To add to this, because of Jesus’ resurrection in the garden, we are guaranteed new life in Jesus forevermore. It is due to the fact that Jesus is alive that His promise of eternal life is secured (cf. John 3:15–16; 4:14; 5:24; 6:47, 54; 10:28; 17:2–3). If Jesus did not rise according to Paul in 1 Cor 15:17, we remain dead in our sins. The good news of the gospel is that Jesus is alive forevermore (cf. 1 Cor 15:20)
Furthermore, it is because of Jesus’ resurrection to life that we all will be raised as well, for those who believe in Jesus (cf. 1 Cor 15:23–24). In Jesus’ resurrection in the garden, we are guaranteed new physical life in Jesus forevermore. While in Adam, there was new life one time, through Jesus there is new life from what occurred in the garden millions of times over.

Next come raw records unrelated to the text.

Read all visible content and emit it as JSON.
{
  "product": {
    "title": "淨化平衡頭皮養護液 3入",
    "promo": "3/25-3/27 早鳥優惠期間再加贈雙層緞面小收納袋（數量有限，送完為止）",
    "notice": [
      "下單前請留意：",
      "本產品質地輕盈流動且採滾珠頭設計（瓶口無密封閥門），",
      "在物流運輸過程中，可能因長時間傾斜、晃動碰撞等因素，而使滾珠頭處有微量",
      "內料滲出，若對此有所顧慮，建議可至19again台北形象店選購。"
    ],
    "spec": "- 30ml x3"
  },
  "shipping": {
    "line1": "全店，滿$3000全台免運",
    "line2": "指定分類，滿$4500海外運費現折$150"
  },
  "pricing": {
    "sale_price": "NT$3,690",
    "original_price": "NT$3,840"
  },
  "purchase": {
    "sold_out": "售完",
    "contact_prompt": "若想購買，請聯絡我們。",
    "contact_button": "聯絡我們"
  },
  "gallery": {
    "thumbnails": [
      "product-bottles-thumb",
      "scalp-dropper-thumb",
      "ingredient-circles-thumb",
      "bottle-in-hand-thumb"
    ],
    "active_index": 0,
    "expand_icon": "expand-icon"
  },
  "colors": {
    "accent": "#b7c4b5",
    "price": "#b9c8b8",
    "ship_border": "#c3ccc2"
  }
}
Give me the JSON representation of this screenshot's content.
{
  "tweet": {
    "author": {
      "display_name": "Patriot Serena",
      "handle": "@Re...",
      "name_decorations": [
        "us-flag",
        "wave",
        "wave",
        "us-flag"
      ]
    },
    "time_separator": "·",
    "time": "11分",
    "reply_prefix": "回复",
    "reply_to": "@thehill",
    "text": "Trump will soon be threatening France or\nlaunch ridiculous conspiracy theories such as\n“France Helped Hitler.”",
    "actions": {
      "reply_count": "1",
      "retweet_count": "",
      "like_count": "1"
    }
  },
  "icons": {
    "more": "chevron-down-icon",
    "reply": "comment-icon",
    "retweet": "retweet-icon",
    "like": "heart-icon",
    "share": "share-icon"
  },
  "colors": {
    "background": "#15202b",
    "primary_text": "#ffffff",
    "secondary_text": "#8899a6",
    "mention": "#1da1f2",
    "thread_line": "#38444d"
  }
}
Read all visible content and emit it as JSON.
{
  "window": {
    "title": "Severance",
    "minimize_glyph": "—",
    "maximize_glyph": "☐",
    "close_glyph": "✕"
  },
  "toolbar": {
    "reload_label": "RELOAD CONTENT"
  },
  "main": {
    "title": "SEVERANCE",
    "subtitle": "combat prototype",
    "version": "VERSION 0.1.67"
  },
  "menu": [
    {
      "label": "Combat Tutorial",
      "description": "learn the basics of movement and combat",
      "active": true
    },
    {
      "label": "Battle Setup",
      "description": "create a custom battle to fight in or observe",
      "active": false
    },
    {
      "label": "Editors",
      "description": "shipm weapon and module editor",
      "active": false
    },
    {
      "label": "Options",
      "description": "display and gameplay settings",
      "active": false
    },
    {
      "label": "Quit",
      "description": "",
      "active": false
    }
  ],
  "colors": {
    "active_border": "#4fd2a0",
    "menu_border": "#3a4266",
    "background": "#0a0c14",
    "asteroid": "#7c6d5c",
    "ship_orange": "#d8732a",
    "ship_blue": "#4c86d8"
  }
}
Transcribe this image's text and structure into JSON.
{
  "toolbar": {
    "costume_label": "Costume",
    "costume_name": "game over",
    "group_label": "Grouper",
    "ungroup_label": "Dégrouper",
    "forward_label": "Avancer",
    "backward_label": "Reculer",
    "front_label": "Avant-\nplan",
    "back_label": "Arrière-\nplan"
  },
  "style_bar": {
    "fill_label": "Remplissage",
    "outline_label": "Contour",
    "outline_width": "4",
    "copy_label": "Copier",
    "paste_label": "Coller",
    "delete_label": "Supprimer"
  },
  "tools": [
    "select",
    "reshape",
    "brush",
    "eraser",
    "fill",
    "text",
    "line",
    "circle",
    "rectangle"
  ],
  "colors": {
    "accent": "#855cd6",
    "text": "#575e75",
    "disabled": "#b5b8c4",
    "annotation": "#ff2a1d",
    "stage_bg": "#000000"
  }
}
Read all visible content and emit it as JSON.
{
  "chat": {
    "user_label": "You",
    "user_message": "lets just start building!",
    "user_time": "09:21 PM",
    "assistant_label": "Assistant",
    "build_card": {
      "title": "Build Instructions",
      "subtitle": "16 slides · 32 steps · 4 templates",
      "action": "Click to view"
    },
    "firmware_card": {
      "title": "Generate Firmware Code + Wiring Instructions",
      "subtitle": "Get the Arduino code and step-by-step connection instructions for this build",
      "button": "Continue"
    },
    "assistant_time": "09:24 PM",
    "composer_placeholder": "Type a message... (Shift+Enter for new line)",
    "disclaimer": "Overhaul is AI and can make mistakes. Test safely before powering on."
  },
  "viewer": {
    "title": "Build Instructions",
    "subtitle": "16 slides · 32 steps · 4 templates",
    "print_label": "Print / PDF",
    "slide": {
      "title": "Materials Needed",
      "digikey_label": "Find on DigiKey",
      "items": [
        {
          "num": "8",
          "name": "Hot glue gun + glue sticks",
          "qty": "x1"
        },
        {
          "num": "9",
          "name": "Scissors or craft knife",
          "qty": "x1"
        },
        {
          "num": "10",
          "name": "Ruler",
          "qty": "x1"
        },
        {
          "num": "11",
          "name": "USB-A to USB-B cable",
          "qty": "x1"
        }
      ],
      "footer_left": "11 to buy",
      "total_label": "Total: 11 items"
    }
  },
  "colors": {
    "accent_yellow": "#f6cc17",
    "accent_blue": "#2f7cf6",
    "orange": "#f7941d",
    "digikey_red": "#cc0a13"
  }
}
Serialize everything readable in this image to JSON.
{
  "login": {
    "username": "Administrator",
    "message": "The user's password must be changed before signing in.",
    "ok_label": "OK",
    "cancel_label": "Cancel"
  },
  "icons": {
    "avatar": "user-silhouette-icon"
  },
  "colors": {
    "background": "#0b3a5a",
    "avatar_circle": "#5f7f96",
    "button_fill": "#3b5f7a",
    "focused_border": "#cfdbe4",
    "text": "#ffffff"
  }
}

The second observation was that Adam was God’s representative in the garden tasked with keeping it as a testing ground of faithfulness. In Jesus, His resurrection from the garden isn’t a testing ground for faithfulness, rather His resurrection is the proving ground of His faithfulness. Where Adam failed, Jesus did not. He was entirely faithful to the Father as Man’s representative, whereas Adam was not (cf. Rom 5:12–21). Jesus fulfilled the law (cf. Matt 5:17–18; Rom 10:4). He was without sin and perfectly righteous (cf. Matt 3:15; 2 Cor 5:21; Heb 4:15; 1 Pet 2:22). The resurrection was a confirmation from the Father of everything Jesus promised (cf. John 10:17–18; Gal 1:1). Jesus is the perfect representative for man, as He is perfect God and Man. Adam sinned and could not save us. Jesus did not sin and was the only One who could through His death and resurrection.
The resurrection shows us, to borrow the words of Matt Papa, “the true and better Adam come to save the hell-bound man, Christ the great and sure fulfillment of the law; in Him we stand.” Jesus rose as the successful representative of man on earth and will represent all of His people forevermore. What wonderful news that is!
I believe that Jesus’ placement in the garden is an intentional, providential, God-inspired, connection back to the garden of Eden (cf. 2 Tim 3:16–17). Jesus rises from the dead as the greater Adam who succeeded where Adam failed, and He will reign forevermore over His Edenic kingdom on earth as King of Kings and Lord of Lords. As we long for that day, I hope in this small, but significant detail toward the end of John you find solace and encouragement for your soul.